:: DIRECTIONS ::
Read through the records below and copy each line that uses the word "iMessage".

:: EXERCISE DATA ::

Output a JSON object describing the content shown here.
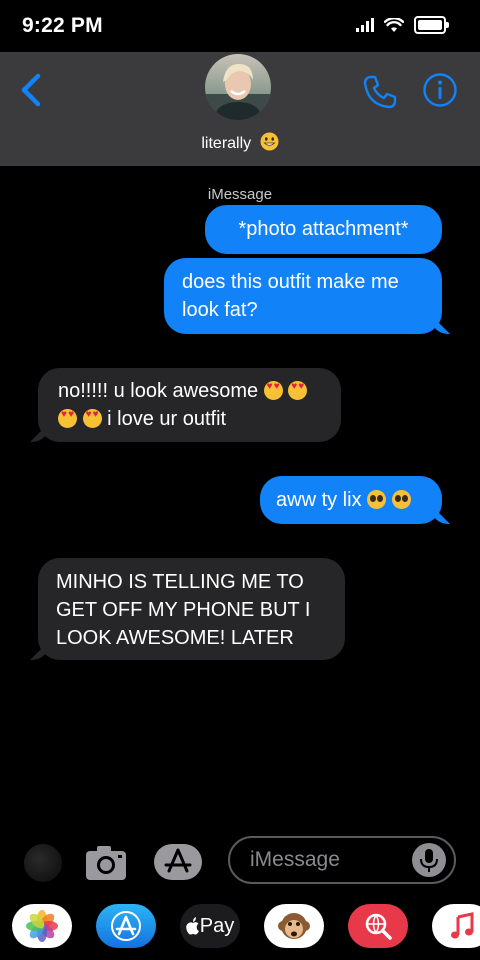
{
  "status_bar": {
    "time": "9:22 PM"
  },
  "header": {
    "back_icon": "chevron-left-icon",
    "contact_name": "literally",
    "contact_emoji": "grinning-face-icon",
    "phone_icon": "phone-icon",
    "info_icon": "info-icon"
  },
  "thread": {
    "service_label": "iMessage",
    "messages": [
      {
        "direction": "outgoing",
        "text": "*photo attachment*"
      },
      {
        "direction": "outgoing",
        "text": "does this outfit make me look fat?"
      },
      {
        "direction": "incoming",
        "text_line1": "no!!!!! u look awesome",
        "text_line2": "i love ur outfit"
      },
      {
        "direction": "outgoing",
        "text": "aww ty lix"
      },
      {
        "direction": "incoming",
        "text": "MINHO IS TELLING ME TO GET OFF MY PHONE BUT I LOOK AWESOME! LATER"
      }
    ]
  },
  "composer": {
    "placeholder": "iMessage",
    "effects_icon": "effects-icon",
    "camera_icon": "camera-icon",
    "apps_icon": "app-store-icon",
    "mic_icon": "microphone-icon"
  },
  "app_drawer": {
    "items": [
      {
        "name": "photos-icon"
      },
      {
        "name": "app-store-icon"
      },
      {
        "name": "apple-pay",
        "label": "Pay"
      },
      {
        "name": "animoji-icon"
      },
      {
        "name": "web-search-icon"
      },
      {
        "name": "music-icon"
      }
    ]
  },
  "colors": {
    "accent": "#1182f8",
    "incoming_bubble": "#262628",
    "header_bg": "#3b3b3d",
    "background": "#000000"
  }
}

:: ANSWER SECTION ::
    "service_label": "iMessage",
    "placeholder": "iMessage",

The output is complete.